- Mixed Blessings:Korean American Identity and Interracial Interactions in the Young Adult Novels of Marie G. Lee
Growing up in the 1970's, I was never exposed to any young adult novels that featured Asian American characters. Even as I raced through books by authors like Judy Blume, I was always aware that something was missing—there were no characters whose struggles mirrored my own experiences as an Asian American. Asian American adolescents today have many more multicultural books available to them, and some of the best are those penned by Marie G. Lee, a Korean American writer from Minnesota.1
Like most young adult novels, Lee's feature explorations of standard teenage issues: identity formation, romance and dating, athletics and academics, parental and sibling conflict. But Lee's vision goes well beyond the "additive" sort of multiculturalism in which authors make their characters "Asian" by throwing in a few Asian words and references to Asian foods (like dinuguan or kimchee). Lee has written that her books are reflections of those she wished were available to her as an adolescent, and her fast-moving plots feature complex, realistic depictions of the contemporary Korean American experience highlighting important social and political issues like racism, bicultural identity, the struggle of immigrant parents, cultural clashes, downward mobility, the model minority myth, education, and language barriers ("How," par. 10). Additionally, Lee's strong female characters are significant because they counteract the invisibility of Korean American women and girls in mainstream culture while refuting the "Lotus Blossom/Dragon Lady" stereotypes of Asian American women perpetuated by the media.2 Lee's works are engaging and accessible to children and adults alike. Given their popularity and availability, her writing warrants closer critical attention regarding its contributions to Asian American literature and multicultural young adult fiction.
This article will examine the distinctive Korean American perspective that pervades four of Lee's novels: Finding My Voice (1992), If It Hadn't Been for Yoon Jun (1993), Saying Goodbye (1994), and Necessary Roughness (1996). Embedded in the familiar narrative of teen romance and rebellion, Lee's rendering of contemporary Korean American struggles focuses on two themes: Asian American identity politics and relationships between children of color. Before exploring these themes more deeply, however, I will contextualize her writing within contemporary Asian American socio-history.
Contexualizing Contemporary Korean America

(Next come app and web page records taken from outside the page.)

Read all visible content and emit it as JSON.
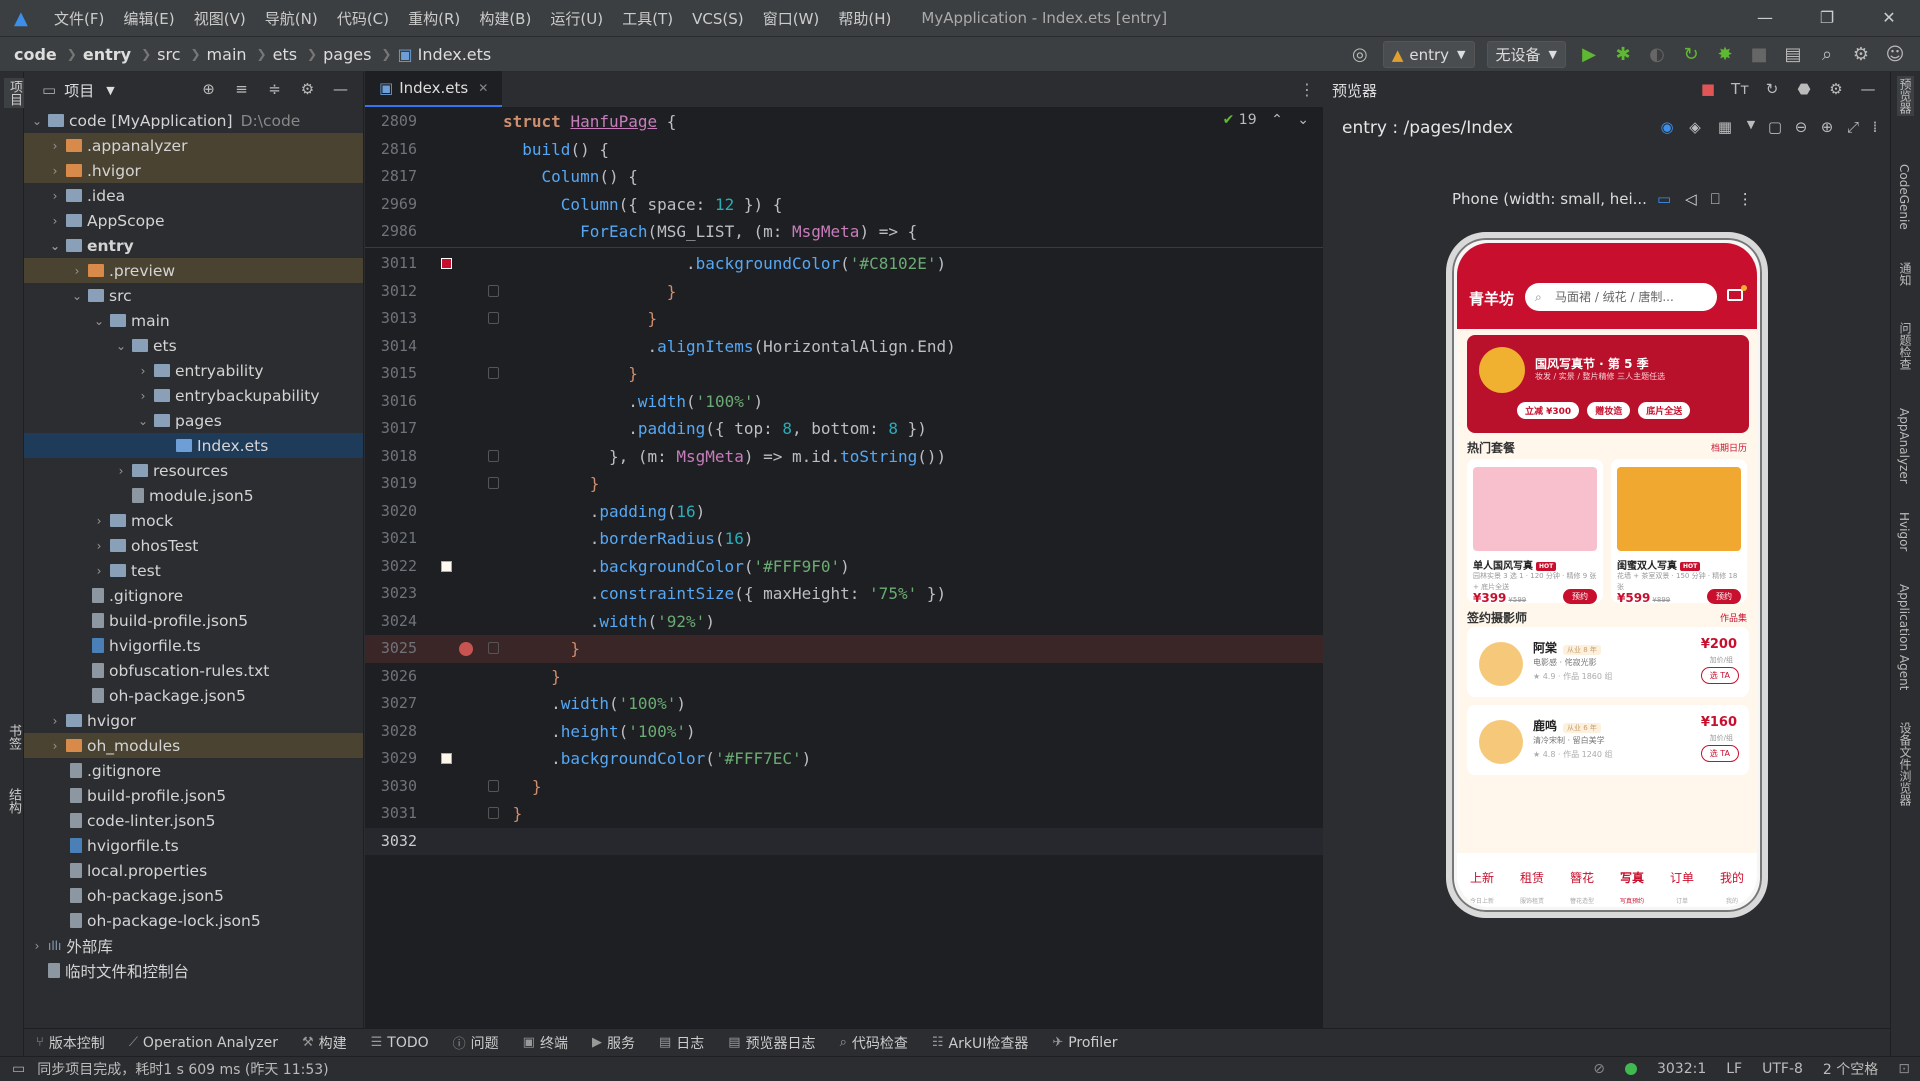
{
  "app": {
    "menu": [
      "文件(F)",
      "编辑(E)",
      "视图(V)",
      "导航(N)",
      "代码(C)",
      "重构(R)",
      "构建(B)",
      "运行(U)",
      "工具(T)",
      "VCS(S)",
      "窗口(W)",
      "帮助(H)"
    ],
    "window_title": "MyApplication - Index.ets [entry]"
  },
  "breadcrumb": [
    "code",
    "entry",
    "src",
    "main",
    "ets",
    "pages",
    "Index.ets"
  ],
  "toolbar": {
    "module": "entry",
    "device": "无设备"
  },
  "project": {
    "title": "项目",
    "tree": [
      {
        "label": "code [MyApplication]",
        "note": "D:\\code"
      },
      {
        "label": ".appanalyzer"
      },
      {
        "label": ".hvigor"
      },
      {
        "label": ".idea"
      },
      {
        "label": "AppScope"
      },
      {
        "label": "entry"
      },
      {
        "label": ".preview"
      },
      {
        "label": "src"
      },
      {
        "label": "main"
      },
      {
        "label": "ets"
      },
      {
        "label": "entryability"
      },
      {
        "label": "entrybackupability"
      },
      {
        "label": "pages"
      },
      {
        "label": "Index.ets"
      },
      {
        "label": "resources"
      },
      {
        "label": "module.json5"
      },
      {
        "label": "mock"
      },
      {
        "label": "ohosTest"
      },
      {
        "label": "test"
      },
      {
        "label": ".gitignore"
      },
      {
        "label": "build-profile.json5"
      },
      {
        "label": "hvigorfile.ts"
      },
      {
        "label": "obfuscation-rules.txt"
      },
      {
        "label": "oh-package.json5"
      },
      {
        "label": "hvigor"
      },
      {
        "label": "oh_modules"
      },
      {
        "label": ".gitignore"
      },
      {
        "label": "build-profile.json5"
      },
      {
        "label": "code-linter.json5"
      },
      {
        "label": "hvigorfile.ts"
      },
      {
        "label": "local.properties"
      },
      {
        "label": "oh-package.json5"
      },
      {
        "label": "oh-package-lock.json5"
      },
      {
        "label": "外部库"
      },
      {
        "label": "临时文件和控制台"
      }
    ]
  },
  "editor": {
    "tab": "Index.ets",
    "inspection_count": "19",
    "sticky": [
      {
        "n": "2809",
        "code": "struct HanfuPage {"
      },
      {
        "n": "2816",
        "code": "  build() {"
      },
      {
        "n": "2817",
        "code": "    Column() {"
      },
      {
        "n": "2969",
        "code": "      Column({ space: 12 }) {"
      },
      {
        "n": "2986",
        "code": "        ForEach(MSG_LIST, (m: MsgMeta) => {"
      }
    ],
    "lines": [
      {
        "n": "3011",
        "code": "                   .backgroundColor('#C8102E')"
      },
      {
        "n": "3012",
        "code": "                 }"
      },
      {
        "n": "3013",
        "code": "               }"
      },
      {
        "n": "3014",
        "code": "               .alignItems(HorizontalAlign.End)"
      },
      {
        "n": "3015",
        "code": "             }"
      },
      {
        "n": "3016",
        "code": "             .width('100%')"
      },
      {
        "n": "3017",
        "code": "             .padding({ top: 8, bottom: 8 })"
      },
      {
        "n": "3018",
        "code": "           }, (m: MsgMeta) => m.id.toString())"
      },
      {
        "n": "3019",
        "code": "         }"
      },
      {
        "n": "3020",
        "code": "         .padding(16)"
      },
      {
        "n": "3021",
        "code": "         .borderRadius(16)"
      },
      {
        "n": "3022",
        "code": "         .backgroundColor('#FFF9F0')"
      },
      {
        "n": "3023",
        "code": "         .constraintSize({ maxHeight: '75%' })"
      },
      {
        "n": "3024",
        "code": "         .width('92%')"
      },
      {
        "n": "3025",
        "code": "       }"
      },
      {
        "n": "3026",
        "code": "     }"
      },
      {
        "n": "3027",
        "code": "     .width('100%')"
      },
      {
        "n": "3028",
        "code": "     .height('100%')"
      },
      {
        "n": "3029",
        "code": "     .backgroundColor('#FFF7EC')"
      },
      {
        "n": "3030",
        "code": "   }"
      },
      {
        "n": "3031",
        "code": " }"
      },
      {
        "n": "3032",
        "code": ""
      }
    ]
  },
  "previewer": {
    "title": "预览器",
    "path": "entry : /pages/Index",
    "device": "Phone (width: small, hei...",
    "phone": {
      "brand": "青羊坊",
      "search": "马面裙 / 绒花 / 唐制...",
      "banner_title": "国风写真节 · 第 5 季",
      "banner_sub": "妆发 / 实景 / 整片精修 三人主题任选",
      "chips": [
        "立减 ¥300",
        "赠妆造",
        "底片全送"
      ],
      "sec1": "热门套餐",
      "sec1_more": "档期日历",
      "cards": [
        {
          "title": "单人国风写真",
          "hot": "HOT",
          "desc": "园林实景 3 选 1 · 120 分钟 · 精修 9 张 + 底片全送",
          "price": "¥399",
          "old": "¥599",
          "btn": "预约"
        },
        {
          "title": "闺蜜双人写真",
          "hot": "HOT",
          "desc": "花墙 + 茶室双景 · 150 分钟 · 精修 18 张",
          "price": "¥599",
          "old": "¥899",
          "btn": "预约"
        }
      ],
      "sec2": "签约摄影师",
      "sec2_more": "作品集",
      "photographers": [
        {
          "name": "阿棠",
          "tag": "从业 8 年",
          "desc": "电影感 · 侘寂光影",
          "rating": "★ 4.9 · 作品 1860 组",
          "price": "¥200",
          "unit": "加价/组",
          "btn": "选 TA"
        },
        {
          "name": "鹿鸣",
          "tag": "从业 6 年",
          "desc": "清冷宋制 · 留白美学",
          "rating": "★ 4.8 · 作品 1240 组",
          "price": "¥160",
          "unit": "加价/组",
          "btn": "选 TA"
        }
      ],
      "tabs": [
        {
          "a": "上新",
          "b": "今日上新"
        },
        {
          "a": "租赁",
          "b": "服饰租赁"
        },
        {
          "a": "簪花",
          "b": "簪花造型"
        },
        {
          "a": "写真",
          "b": "写真预约"
        },
        {
          "a": "订单",
          "b": "订单"
        },
        {
          "a": "我的",
          "b": "我的"
        }
      ]
    }
  },
  "right_strip": [
    "预览器",
    "CodeGenie",
    "通知",
    "问题检查",
    "AppAnalyzer",
    "Hvigor",
    "Application Agent",
    "设备文件浏览器"
  ],
  "left_strip": [
    "项目",
    "书签",
    "结构"
  ],
  "bottom_tools": [
    "版本控制",
    "Operation Analyzer",
    "构建",
    "TODO",
    "问题",
    "终端",
    "服务",
    "日志",
    "预览器日志",
    "代码检查",
    "ArkUI检查器",
    "Profiler"
  ],
  "status": {
    "message": "同步项目完成，耗时1 s 609 ms (昨天 11:53)",
    "position": "3032:1",
    "line_sep": "LF",
    "encoding": "UTF-8",
    "indent": "2 个空格"
  },
  "colors": {
    "brand": "#C8102E",
    "panel": "#FFF9F0",
    "page": "#FFF7EC"
  }
}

While Korean immigration to America has existed for over a century, the contemporary Korean American community is comprised primarily of immigrants arriving after the 1965 Immigration Act. Sociologist Pyong Gap Min notes that Korean American communities are characterized by the following: a high level of ethnic attachment, a unifying language, high participation in Korean American churches, and an over-concentration in small business, often as "middle man minorities" in lower-income communities (Min 215). These same factors, Min notes, contributed to Korean Americans' lower levels of assimilation into mainstream American culture and laid the groundwork for the Black-Korean conflict ignited during the Los Angeles riots in April 1992 (217). Excoriating media coverage of Korean immigrant storeowners toting guns amidst the ruins of Koreatown during the riots (particularly after the shooting of Latasha Harlins by Korean shopkeeper Soon Ja Du in 1991) thrust Korean Americans into the national spotlight. The riots were a wake-up call for Korean America and sparked community activism for better political participation and for learning about and forging better relationships with other communities of color.3 Additionally, they engendered racial awareness and ethnic solidarity among younger Korean Americans: "It was the first major event that provided Korean Americans who were born or raised in the United States an opportunity to think about their common fate.... They realized that can be targets of attack by another group simply because they are Korean Americans" (Min 216).
The Los Angeles riots exposed mainstream America to the deep cleavages between Korean American and African American communities; however, for the past three decades, Asian American theorists have analyzed the ramifications of the invisibility of Asians within an American racial landscape defined solely between the narrow parameters of black and white.4 Another aspect of this black/white racial model pertains to the reification of "white...